When it comes to publishing research on biology and medicine, the US is still "the dominant player," says Forbes' Matthew Herper. The US published more than 1.14 million scientific articles in those fields between 2005 and 2009, and published 29 percent of papers published worldwide in 2009 alone, Herper says. In data provided for Forbes by SciVal analytics, it isclear that the US outstrips the rest of the top 10 in publication output, though China is rapidly increasing its rate of publication. Papers from US researchers are also more likely to be cited in the literature than those in any other country except the Netherlands or Switzerland, Herper says. "Size is obviously part of the reason the US has published so many bioscience papers. Pharmaceutical companies have been flocking to the San Francisco Bay area and Cambridge, Mass., because that's where Stanford and MIT and Harvard already are," he adds. China is becoming more attractive to companies, however. BGI is now the biggest DNA sequencing operation in the world, and is executing large projects on its own, like an effort to sequence 1,000 different species, Herper says. But most importantly, he adds, is that the US is among the most collaborative nations, which may be the key to keeping the quality of published work high and staying ahead of China.

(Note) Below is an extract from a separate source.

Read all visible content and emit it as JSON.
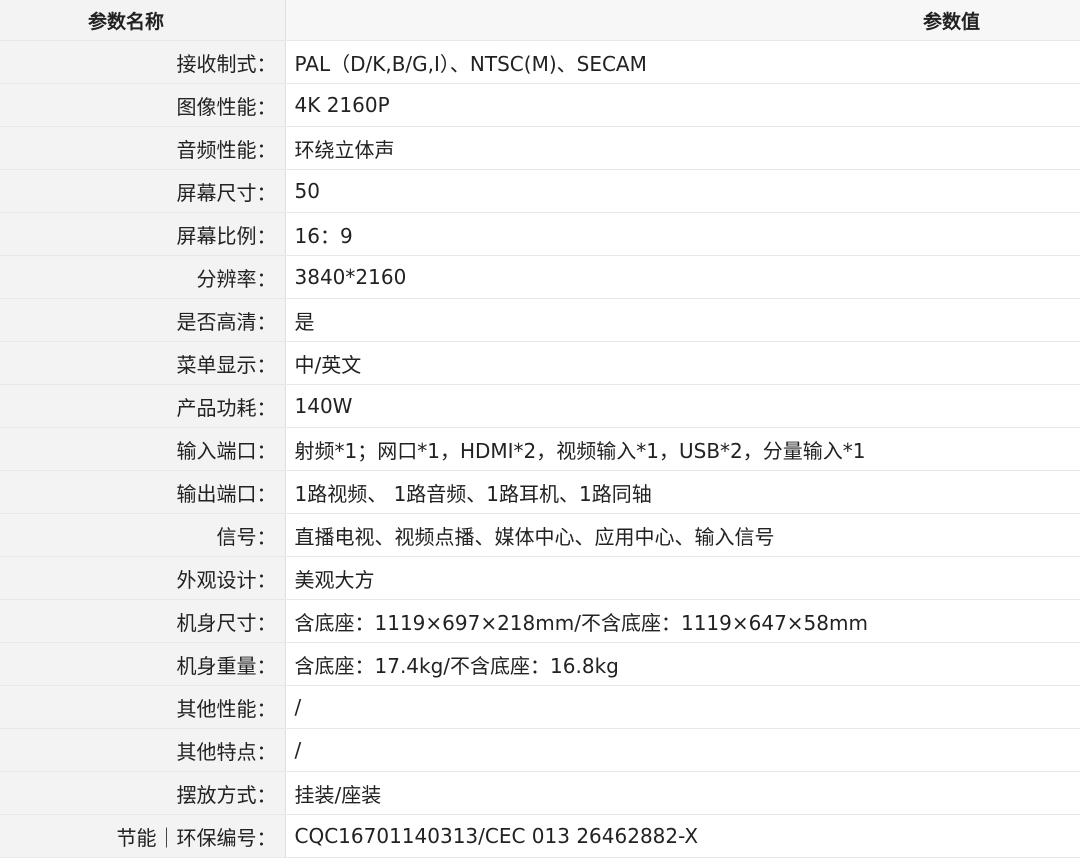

The Scan

Rise of BA.5

The New York Times reports that the Omicron subvariant BA.5 has become the dominant version of SARS-CoV-2 in the US.

UK Health Secretary Resigns

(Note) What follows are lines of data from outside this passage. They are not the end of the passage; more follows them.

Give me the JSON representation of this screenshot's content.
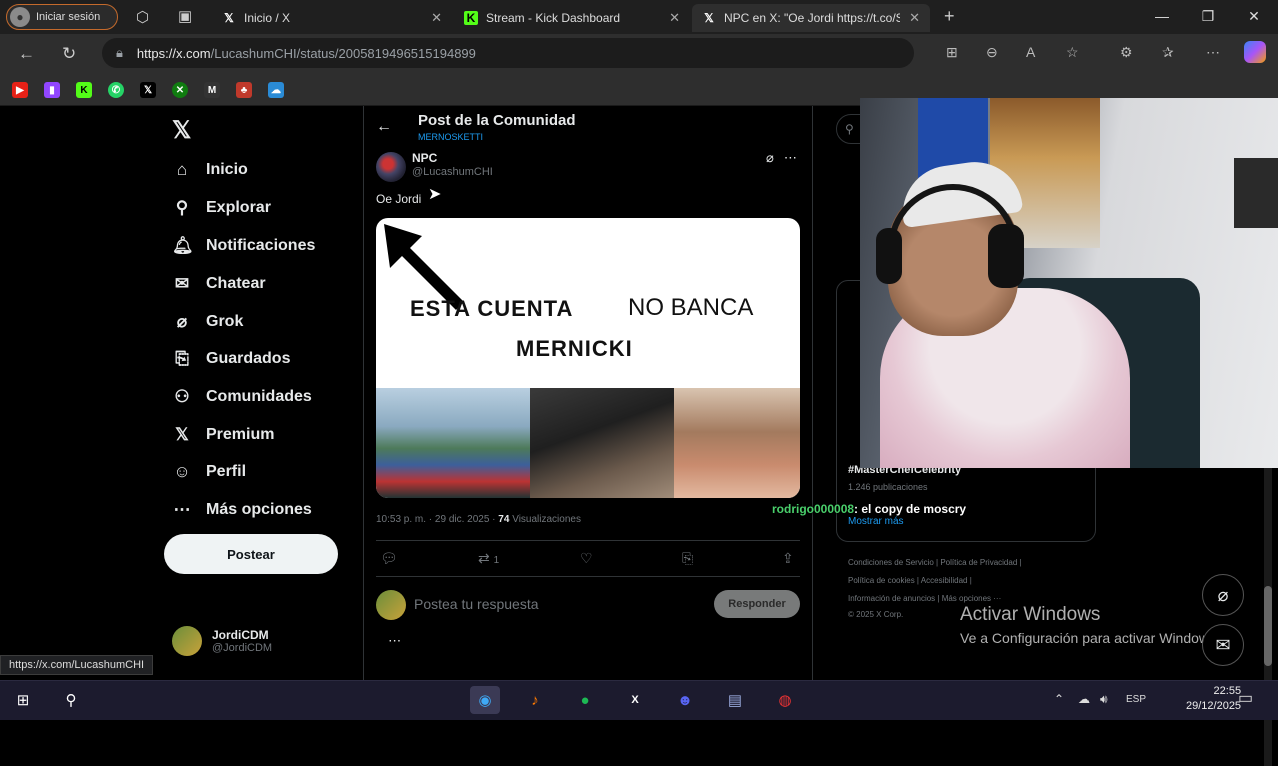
{
  "browser": {
    "signin_label": "Iniciar sesión",
    "tabs": [
      {
        "title": "Inicio / X",
        "favicon": "X",
        "favicon_color": "#ffffff"
      },
      {
        "title": "Stream - Kick Dashboard",
        "favicon": "K",
        "favicon_color": "#53fc18"
      },
      {
        "title": "NPC en X: \"Oe Jordi https://t.co/S",
        "favicon": "X",
        "favicon_color": "#ffffff"
      }
    ],
    "new_tab_icon": "plus-icon",
    "url_host": "https://x.com",
    "url_path": "/LucashumCHI/status/2005819496515194899",
    "bookmarks_icons": [
      "youtube-icon",
      "twitch-icon",
      "kick-icon",
      "whatsapp-icon",
      "x-icon",
      "xbox-icon",
      "m-icon",
      "app-icon",
      "cloud-icon"
    ]
  },
  "sidebar": {
    "logo": "𝕏",
    "items": [
      {
        "label": "Inicio",
        "icon": "⌂"
      },
      {
        "label": "Explorar",
        "icon": "⚲"
      },
      {
        "label": "Notificaciones",
        "icon": "🔔︎"
      },
      {
        "label": "Chatear",
        "icon": "✉"
      },
      {
        "label": "Grok",
        "icon": "⌀"
      },
      {
        "label": "Guardados",
        "icon": "⎘"
      },
      {
        "label": "Comunidades",
        "icon": "⚇"
      },
      {
        "label": "Premium",
        "icon": "𝕏"
      },
      {
        "label": "Perfil",
        "icon": "☺"
      },
      {
        "label": "Más opciones",
        "icon": "⋯"
      }
    ],
    "post_button": "Postear",
    "account": {
      "name": "JordiCDM",
      "handle": "@JordiCDM"
    }
  },
  "post": {
    "header_title": "Post de la Comunidad",
    "community": "MERNOSKETTI",
    "author_name": "NPC",
    "author_handle": "@LucashumCHI",
    "text": "Oe Jordi",
    "meme": {
      "line1": "ESTA CUENTA",
      "line2": "NO BANCA",
      "line3": "MERNICKI"
    },
    "timestamp": "10:53 p. m. · 29 dic. 2025 ·",
    "views_count": "74",
    "views_label": "Visualizaciones",
    "retweets": "1",
    "reply_placeholder": "Postea tu respuesta",
    "reply_button": "Responder"
  },
  "right": {
    "trend_tag": "#MasterChefCelebrity",
    "trend_count": "1.246 publicaciones",
    "show_more": "Mostrar más",
    "footer": [
      "Condiciones de Servicio  |  Política de Privacidad  |",
      "Política de cookies  |  Accesibilidad  |",
      "Información de anuncios  |  Más opciones ···",
      "© 2025 X Corp."
    ]
  },
  "overlay": {
    "chat_user": "rodrigo000008",
    "chat_message": ": el copy de moscry",
    "activate_title": "Activar Windows",
    "activate_sub": "Ve a Configuración para activar Windows."
  },
  "status_url": "https://x.com/LucashumCHI",
  "taskbar": {
    "lang": "ESP",
    "time": "22:55",
    "date": "29/12/2025"
  }
}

Sajid Javid, the UK health secretary, resigned along with Chancellor Rishi Sunak, saying they cannot work with Prime Minister Boris Johnson's government, CNN reports.

Clones From Freeze-Dried Cells

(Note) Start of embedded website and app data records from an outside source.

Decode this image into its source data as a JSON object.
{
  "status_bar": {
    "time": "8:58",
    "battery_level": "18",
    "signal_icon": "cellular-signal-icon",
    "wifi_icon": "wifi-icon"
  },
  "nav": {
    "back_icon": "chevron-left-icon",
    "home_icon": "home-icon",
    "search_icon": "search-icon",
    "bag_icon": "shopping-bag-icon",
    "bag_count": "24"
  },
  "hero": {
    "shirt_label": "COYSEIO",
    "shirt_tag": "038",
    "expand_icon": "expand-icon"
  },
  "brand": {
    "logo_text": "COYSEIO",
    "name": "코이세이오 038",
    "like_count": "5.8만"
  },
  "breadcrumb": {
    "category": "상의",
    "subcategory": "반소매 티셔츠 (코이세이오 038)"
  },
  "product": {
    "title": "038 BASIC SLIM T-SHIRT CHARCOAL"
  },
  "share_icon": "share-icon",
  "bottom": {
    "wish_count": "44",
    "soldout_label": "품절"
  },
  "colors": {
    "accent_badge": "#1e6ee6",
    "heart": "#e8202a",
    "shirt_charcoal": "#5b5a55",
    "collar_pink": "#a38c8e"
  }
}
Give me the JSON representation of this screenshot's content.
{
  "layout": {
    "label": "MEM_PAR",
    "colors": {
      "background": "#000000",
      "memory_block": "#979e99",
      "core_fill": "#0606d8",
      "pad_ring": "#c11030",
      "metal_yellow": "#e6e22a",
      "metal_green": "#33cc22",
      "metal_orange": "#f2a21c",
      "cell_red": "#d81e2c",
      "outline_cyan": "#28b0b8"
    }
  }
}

A team in Japan has cloned mice from freeze-dried skin cells, according to the Guardian.

Genome Research Papers on Craniosynostosis, Macaque Retrotransposition, More

In Genome Research this week: structural variants in craniosynostosis, LINE-1 activity in rhesus macaque brain, and more.